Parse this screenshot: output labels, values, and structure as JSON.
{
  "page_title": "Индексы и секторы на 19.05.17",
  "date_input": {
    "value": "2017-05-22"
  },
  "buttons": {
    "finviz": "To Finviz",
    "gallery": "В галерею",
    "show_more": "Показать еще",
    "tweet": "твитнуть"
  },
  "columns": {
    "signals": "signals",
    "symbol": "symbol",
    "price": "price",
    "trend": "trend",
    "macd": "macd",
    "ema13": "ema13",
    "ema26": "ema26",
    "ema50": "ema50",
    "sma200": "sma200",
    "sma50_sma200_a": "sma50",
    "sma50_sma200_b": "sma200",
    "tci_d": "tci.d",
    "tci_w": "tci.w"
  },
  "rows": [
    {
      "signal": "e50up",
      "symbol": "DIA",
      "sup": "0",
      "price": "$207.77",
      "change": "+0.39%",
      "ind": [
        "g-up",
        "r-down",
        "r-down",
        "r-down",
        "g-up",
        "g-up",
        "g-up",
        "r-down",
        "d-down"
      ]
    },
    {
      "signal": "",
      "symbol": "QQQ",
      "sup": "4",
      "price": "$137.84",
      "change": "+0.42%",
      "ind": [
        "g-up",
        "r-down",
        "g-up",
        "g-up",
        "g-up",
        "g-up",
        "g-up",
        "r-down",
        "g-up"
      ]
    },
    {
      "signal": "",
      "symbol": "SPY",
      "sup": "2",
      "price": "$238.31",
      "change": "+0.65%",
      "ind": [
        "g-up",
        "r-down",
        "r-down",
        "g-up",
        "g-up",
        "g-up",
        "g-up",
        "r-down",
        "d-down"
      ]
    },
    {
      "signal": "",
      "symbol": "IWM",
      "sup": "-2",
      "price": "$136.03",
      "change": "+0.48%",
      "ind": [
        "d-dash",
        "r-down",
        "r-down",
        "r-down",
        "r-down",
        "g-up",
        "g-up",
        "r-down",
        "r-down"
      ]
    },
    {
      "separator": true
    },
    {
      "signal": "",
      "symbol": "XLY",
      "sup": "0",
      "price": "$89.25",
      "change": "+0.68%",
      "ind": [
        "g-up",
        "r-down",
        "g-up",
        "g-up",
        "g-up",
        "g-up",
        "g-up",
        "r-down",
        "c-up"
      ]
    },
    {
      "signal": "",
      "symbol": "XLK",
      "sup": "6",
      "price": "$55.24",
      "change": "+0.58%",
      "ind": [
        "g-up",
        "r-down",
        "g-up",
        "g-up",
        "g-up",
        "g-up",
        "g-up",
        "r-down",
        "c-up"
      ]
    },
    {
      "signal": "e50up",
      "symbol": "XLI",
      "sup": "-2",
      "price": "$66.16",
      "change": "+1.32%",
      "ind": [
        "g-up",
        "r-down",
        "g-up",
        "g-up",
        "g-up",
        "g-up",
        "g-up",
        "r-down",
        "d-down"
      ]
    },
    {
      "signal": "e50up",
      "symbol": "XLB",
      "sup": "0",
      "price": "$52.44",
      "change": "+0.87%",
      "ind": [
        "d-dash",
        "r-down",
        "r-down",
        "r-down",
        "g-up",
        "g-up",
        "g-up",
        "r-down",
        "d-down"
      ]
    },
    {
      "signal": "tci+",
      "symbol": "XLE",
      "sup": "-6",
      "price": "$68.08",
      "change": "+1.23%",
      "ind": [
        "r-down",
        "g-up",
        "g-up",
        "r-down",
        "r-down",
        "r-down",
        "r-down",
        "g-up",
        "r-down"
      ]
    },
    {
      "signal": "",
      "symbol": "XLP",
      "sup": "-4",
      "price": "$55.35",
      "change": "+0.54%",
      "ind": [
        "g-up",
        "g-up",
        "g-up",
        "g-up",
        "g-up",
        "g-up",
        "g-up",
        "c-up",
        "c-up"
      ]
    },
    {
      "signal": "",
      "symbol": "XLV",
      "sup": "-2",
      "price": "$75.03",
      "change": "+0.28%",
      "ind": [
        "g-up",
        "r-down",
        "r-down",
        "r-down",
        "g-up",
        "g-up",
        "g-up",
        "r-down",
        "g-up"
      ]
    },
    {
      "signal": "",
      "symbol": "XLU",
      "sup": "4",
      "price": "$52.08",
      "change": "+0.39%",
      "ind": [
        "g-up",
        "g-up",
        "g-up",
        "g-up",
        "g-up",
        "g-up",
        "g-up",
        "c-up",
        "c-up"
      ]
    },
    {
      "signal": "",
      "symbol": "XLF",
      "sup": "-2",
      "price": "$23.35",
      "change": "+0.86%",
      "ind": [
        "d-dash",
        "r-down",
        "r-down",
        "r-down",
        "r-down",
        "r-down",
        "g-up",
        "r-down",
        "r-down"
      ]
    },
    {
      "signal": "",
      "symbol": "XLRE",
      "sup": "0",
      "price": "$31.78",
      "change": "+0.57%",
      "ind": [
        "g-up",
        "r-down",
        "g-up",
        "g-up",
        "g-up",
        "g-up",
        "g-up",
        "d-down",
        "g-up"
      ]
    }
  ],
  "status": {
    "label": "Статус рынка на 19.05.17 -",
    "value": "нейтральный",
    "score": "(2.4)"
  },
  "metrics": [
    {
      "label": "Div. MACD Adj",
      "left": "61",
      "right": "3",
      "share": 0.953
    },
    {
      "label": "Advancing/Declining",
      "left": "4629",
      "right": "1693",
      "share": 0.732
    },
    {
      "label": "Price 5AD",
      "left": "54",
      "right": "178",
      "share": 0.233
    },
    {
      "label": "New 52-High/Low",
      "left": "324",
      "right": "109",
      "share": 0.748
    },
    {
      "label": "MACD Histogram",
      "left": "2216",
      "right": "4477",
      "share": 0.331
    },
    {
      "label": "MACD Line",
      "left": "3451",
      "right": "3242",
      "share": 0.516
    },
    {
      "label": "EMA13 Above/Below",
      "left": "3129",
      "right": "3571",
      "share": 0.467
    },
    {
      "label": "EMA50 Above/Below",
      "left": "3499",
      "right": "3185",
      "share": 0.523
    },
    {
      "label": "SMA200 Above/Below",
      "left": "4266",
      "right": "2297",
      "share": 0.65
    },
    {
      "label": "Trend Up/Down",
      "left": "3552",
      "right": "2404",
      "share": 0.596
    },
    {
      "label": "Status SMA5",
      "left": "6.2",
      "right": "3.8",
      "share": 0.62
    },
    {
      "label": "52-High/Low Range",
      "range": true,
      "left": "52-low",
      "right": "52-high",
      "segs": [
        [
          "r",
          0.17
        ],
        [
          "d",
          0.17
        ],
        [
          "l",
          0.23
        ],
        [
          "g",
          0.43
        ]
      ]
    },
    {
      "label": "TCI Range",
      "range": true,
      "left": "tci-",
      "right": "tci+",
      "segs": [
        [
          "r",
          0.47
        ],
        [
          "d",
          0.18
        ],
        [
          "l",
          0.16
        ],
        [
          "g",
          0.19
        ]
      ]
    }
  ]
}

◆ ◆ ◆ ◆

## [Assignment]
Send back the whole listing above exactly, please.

## [Completed exercise]
Parse this screenshot: output labels, values, and structure as JSON.
{
  "page_title": "Индексы и секторы на 19.05.17",
  "date_input": {
    "value": "2017-05-22"
  },
  "buttons": {
    "finviz": "To Finviz",
    "gallery": "В галерею",
    "show_more": "Показать еще",
    "tweet": "твитнуть"
  },
  "columns": {
    "signals": "signals",
    "symbol": "symbol",
    "price": "price",
    "trend": "trend",
    "macd": "macd",
    "ema13": "ema13",
    "ema26": "ema26",
    "ema50": "ema50",
    "sma200": "sma200",
    "sma50_sma200_a": "sma50",
    "sma50_sma200_b": "sma200",
    "tci_d": "tci.d",
    "tci_w": "tci.w"
  },
  "rows": [
    {
      "signal": "e50up",
      "symbol": "DIA",
      "sup": "0",
      "price": "$207.77",
      "change": "+0.39%",
      "ind": [
        "g-up",
        "r-down",
        "r-down",
        "r-down",
        "g-up",
        "g-up",
        "g-up",
        "r-down",
        "d-down"
      ]
    },
    {
      "signal": "",
      "symbol": "QQQ",
      "sup": "4",
      "price": "$137.84",
      "change": "+0.42%",
      "ind": [
        "g-up",
        "r-down",
        "g-up",
        "g-up",
        "g-up",
        "g-up",
        "g-up",
        "r-down",
        "g-up"
      ]
    },
    {
      "signal": "",
      "symbol": "SPY",
      "sup": "2",
      "price": "$238.31",
      "change": "+0.65%",
      "ind": [
        "g-up",
        "r-down",
        "r-down",
        "g-up",
        "g-up",
        "g-up",
        "g-up",
        "r-down",
        "d-down"
      ]
    },
    {
      "signal": "",
      "symbol": "IWM",
      "sup": "-2",
      "price": "$136.03",
      "change": "+0.48%",
      "ind": [
        "d-dash",
        "r-down",
        "r-down",
        "r-down",
        "r-down",
        "g-up",
        "g-up",
        "r-down",
        "r-down"
      ]
    },
    {
      "separator": true
    },
    {
      "signal": "",
      "symbol": "XLY",
      "sup": "0",
      "price": "$89.25",
      "change": "+0.68%",
      "ind": [
        "g-up",
        "r-down",
        "g-up",
        "g-up",
        "g-up",
        "g-up",
        "g-up",
        "r-down",
        "c-up"
      ]
    },
    {
      "signal": "",
      "symbol": "XLK",
      "sup": "6",
      "price": "$55.24",
      "change": "+0.58%",
      "ind": [
        "g-up",
        "r-down",
        "g-up",
        "g-up",
        "g-up",
        "g-up",
        "g-up",
        "r-down",
        "c-up"
      ]
    },
    {
      "signal": "e50up",
      "symbol": "XLI",
      "sup": "-2",
      "price": "$66.16",
      "change": "+1.32%",
      "ind": [
        "g-up",
        "r-down",
        "g-up",
        "g-up",
        "g-up",
        "g-up",
        "g-up",
        "r-down",
        "d-down"
      ]
    },
    {
      "signal": "e50up",
      "symbol": "XLB",
      "sup": "0",
      "price": "$52.44",
      "change": "+0.87%",
      "ind": [
        "d-dash",
        "r-down",
        "r-down",
        "r-down",
        "g-up",
        "g-up",
        "g-up",
        "r-down",
        "d-down"
      ]
    },
    {
      "signal": "tci+",
      "symbol": "XLE",
      "sup": "-6",
      "price": "$68.08",
      "change": "+1.23%",
      "ind": [
        "r-down",
        "g-up",
        "g-up",
        "r-down",
        "r-down",
        "r-down",
        "r-down",
        "g-up",
        "r-down"
      ]
    },
    {
      "signal": "",
      "symbol": "XLP",
      "sup": "-4",
      "price": "$55.35",
      "change": "+0.54%",
      "ind": [
        "g-up",
        "g-up",
        "g-up",
        "g-up",
        "g-up",
        "g-up",
        "g-up",
        "c-up",
        "c-up"
      ]
    },
    {
      "signal": "",
      "symbol": "XLV",
      "sup": "-2",
      "price": "$75.03",
      "change": "+0.28%",
      "ind": [
        "g-up",
        "r-down",
        "r-down",
        "r-down",
        "g-up",
        "g-up",
        "g-up",
        "r-down",
        "g-up"
      ]
    },
    {
      "signal": "",
      "symbol": "XLU",
      "sup": "4",
      "price": "$52.08",
      "change": "+0.39%",
      "ind": [
        "g-up",
        "g-up",
        "g-up",
        "g-up",
        "g-up",
        "g-up",
        "g-up",
        "c-up",
        "c-up"
      ]
    },
    {
      "signal": "",
      "symbol": "XLF",
      "sup": "-2",
      "price": "$23.35",
      "change": "+0.86%",
      "ind": [
        "d-dash",
        "r-down",
        "r-down",
        "r-down",
        "r-down",
        "r-down",
        "g-up",
        "r-down",
        "r-down"
      ]
    },
    {
      "signal": "",
      "symbol": "XLRE",
      "sup": "0",
      "price": "$31.78",
      "change": "+0.57%",
      "ind": [
        "g-up",
        "r-down",
        "g-up",
        "g-up",
        "g-up",
        "g-up",
        "g-up",
        "d-down",
        "g-up"
      ]
    }
  ],
  "status": {
    "label": "Статус рынка на 19.05.17 -",
    "value": "нейтральный",
    "score": "(2.4)"
  },
  "metrics": [
    {
      "label": "Div. MACD Adj",
      "left": "61",
      "right": "3",
      "share": 0.953
    },
    {
      "label": "Advancing/Declining",
      "left": "4629",
      "right": "1693",
      "share": 0.732
    },
    {
      "label": "Price 5AD",
      "left": "54",
      "right": "178",
      "share": 0.233
    },
    {
      "label": "New 52-High/Low",
      "left": "324",
      "right": "109",
      "share": 0.748
    },
    {
      "label": "MACD Histogram",
      "left": "2216",
      "right": "4477",
      "share": 0.331
    },
    {
      "label": "MACD Line",
      "left": "3451",
      "right": "3242",
      "share": 0.516
    },
    {
      "label": "EMA13 Above/Below",
      "left": "3129",
      "right": "3571",
      "share": 0.467
    },
    {
      "label": "EMA50 Above/Below",
      "left": "3499",
      "right": "3185",
      "share": 0.523
    },
    {
      "label": "SMA200 Above/Below",
      "left": "4266",
      "right": "2297",
      "share": 0.65
    },
    {
      "label": "Trend Up/Down",
      "left": "3552",
      "right": "2404",
      "share": 0.596
    },
    {
      "label": "Status SMA5",
      "left": "6.2",
      "right": "3.8",
      "share": 0.62
    },
    {
      "label": "52-High/Low Range",
      "range": true,
      "left": "52-low",
      "right": "52-high",
      "segs": [
        [
          "r",
          0.17
        ],
        [
          "d",
          0.17
        ],
        [
          "l",
          0.23
        ],
        [
          "g",
          0.43
        ]
      ]
    },
    {
      "label": "TCI Range",
      "range": true,
      "left": "tci-",
      "right": "tci+",
      "segs": [
        [
          "r",
          0.47
        ],
        [
          "d",
          0.18
        ],
        [
          "l",
          0.16
        ],
        [
          "g",
          0.19
        ]
      ]
    }
  ]
}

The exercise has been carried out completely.